**EXERCISE OBJECTIVE:**
Please return every line of the records below that contains the word "JSON".

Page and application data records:
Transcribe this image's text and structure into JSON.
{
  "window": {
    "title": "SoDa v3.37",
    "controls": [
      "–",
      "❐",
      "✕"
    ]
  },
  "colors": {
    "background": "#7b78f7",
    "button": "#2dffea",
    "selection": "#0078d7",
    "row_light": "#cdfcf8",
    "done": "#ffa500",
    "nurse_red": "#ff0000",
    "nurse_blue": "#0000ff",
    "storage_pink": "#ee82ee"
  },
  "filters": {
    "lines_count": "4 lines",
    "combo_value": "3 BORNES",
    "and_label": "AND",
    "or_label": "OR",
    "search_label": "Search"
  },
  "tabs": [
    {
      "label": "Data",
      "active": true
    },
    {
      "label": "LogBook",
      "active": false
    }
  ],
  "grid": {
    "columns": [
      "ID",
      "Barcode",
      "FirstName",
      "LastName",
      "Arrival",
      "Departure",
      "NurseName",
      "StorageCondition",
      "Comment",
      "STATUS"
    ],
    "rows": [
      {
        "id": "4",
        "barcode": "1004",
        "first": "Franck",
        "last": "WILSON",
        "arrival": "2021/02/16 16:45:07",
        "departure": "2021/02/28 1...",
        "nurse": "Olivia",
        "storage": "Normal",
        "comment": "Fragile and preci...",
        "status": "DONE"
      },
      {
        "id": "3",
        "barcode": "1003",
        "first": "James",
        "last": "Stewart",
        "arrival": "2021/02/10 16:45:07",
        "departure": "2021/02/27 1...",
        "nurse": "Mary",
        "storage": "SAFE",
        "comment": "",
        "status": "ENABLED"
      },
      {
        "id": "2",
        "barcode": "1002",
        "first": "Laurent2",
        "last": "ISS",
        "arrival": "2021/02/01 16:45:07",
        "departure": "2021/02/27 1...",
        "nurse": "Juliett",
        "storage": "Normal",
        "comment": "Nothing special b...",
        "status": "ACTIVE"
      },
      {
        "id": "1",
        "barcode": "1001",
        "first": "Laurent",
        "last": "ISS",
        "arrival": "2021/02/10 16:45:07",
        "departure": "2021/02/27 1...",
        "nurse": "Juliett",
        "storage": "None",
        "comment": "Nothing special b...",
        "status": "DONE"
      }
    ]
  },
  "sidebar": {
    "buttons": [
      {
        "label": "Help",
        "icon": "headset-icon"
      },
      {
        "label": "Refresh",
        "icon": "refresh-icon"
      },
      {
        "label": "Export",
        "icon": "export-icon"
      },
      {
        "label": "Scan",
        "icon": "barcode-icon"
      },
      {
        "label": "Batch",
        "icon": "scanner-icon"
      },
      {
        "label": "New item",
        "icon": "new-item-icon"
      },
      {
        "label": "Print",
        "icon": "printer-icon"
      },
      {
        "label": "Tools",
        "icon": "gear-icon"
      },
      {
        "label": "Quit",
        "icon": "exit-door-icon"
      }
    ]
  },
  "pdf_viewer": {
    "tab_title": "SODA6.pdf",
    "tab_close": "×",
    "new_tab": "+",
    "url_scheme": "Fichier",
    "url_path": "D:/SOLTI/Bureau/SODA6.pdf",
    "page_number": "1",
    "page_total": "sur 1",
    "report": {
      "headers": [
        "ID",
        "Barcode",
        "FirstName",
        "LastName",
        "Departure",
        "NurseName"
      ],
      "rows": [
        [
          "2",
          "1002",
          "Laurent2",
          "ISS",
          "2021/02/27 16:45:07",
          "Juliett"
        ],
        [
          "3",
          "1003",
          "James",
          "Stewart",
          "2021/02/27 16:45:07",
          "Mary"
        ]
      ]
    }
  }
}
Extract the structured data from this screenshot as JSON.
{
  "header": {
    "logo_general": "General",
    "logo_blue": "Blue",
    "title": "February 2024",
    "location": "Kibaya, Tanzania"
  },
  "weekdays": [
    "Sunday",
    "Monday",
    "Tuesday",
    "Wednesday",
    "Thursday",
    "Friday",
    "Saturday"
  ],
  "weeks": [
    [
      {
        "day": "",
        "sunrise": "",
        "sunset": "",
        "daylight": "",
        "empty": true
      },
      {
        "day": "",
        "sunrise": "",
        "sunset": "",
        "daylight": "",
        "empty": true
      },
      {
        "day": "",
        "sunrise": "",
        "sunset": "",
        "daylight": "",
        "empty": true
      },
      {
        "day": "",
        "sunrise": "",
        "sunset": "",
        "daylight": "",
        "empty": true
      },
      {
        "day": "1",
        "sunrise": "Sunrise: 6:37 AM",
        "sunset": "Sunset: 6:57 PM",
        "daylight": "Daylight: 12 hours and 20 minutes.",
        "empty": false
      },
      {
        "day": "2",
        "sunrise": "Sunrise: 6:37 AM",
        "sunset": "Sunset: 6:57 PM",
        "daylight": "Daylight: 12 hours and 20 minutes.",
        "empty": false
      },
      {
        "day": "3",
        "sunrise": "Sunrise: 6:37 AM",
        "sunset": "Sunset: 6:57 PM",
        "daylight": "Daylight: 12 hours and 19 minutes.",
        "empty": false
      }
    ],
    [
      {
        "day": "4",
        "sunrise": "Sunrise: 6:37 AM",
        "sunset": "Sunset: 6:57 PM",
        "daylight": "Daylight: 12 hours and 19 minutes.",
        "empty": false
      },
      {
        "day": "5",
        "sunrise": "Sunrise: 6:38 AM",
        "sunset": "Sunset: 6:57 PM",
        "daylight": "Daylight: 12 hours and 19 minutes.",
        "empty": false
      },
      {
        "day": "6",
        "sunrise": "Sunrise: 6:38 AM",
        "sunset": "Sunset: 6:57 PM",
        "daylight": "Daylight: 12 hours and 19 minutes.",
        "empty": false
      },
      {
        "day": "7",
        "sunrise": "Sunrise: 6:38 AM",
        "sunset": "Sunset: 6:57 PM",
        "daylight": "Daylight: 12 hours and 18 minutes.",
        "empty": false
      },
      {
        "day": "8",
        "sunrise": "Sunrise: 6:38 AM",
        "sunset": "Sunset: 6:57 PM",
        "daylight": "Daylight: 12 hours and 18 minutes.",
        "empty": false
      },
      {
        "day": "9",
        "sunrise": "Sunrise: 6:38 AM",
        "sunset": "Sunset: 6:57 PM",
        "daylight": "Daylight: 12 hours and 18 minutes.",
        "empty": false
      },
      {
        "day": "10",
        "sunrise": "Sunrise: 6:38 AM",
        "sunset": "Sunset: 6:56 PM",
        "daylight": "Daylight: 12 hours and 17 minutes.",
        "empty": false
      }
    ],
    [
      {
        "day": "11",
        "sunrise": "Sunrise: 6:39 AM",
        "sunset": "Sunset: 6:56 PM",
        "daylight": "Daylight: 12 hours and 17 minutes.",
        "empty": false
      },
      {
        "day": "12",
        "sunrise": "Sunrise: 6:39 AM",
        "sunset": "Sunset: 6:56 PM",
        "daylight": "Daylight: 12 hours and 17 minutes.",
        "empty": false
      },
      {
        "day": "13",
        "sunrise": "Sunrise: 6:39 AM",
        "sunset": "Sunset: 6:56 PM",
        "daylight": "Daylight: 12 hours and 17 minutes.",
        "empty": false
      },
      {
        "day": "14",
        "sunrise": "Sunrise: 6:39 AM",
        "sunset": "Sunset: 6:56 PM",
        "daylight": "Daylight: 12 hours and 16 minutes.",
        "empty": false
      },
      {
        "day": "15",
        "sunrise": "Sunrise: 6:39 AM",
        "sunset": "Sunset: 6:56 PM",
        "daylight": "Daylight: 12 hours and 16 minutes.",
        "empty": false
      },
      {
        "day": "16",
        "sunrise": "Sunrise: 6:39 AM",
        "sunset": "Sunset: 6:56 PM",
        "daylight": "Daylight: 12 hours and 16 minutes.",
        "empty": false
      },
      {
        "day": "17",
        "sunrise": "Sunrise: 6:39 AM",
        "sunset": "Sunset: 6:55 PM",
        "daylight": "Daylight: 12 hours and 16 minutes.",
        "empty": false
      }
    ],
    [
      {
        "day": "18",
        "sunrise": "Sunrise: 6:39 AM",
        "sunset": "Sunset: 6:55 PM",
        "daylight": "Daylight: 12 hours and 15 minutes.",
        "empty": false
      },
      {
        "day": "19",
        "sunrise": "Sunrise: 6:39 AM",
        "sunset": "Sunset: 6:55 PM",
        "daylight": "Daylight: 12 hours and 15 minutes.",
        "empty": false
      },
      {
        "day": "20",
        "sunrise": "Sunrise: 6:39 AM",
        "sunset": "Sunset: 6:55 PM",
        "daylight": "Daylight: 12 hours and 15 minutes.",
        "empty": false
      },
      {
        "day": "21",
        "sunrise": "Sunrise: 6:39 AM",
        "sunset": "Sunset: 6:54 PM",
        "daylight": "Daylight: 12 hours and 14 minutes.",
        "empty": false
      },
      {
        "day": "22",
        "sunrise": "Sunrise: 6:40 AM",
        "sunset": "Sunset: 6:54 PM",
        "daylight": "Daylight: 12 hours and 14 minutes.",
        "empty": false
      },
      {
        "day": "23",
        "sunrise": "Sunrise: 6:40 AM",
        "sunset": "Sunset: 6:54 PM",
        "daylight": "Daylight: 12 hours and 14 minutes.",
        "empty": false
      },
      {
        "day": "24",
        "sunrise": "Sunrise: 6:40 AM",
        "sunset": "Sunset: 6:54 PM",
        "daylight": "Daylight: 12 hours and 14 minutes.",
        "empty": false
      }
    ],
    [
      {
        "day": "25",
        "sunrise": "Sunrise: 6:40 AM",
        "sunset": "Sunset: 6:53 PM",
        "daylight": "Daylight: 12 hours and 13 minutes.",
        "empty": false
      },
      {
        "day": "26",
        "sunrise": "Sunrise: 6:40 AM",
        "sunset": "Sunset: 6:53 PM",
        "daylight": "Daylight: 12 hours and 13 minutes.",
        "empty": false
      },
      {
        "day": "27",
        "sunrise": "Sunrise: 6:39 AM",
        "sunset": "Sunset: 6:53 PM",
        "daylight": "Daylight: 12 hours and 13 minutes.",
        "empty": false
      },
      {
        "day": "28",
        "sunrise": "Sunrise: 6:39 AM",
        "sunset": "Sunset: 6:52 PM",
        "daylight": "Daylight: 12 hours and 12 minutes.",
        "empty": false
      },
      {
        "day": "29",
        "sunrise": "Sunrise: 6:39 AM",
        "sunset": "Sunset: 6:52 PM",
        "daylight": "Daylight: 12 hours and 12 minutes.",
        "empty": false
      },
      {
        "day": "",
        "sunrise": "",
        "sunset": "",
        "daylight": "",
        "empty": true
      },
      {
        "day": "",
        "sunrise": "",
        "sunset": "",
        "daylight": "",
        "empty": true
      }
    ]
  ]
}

**EXERCISE RESULT:**
Transcribe this image's text and structure into JSON.
Extract the structured data from this screenshot as JSON.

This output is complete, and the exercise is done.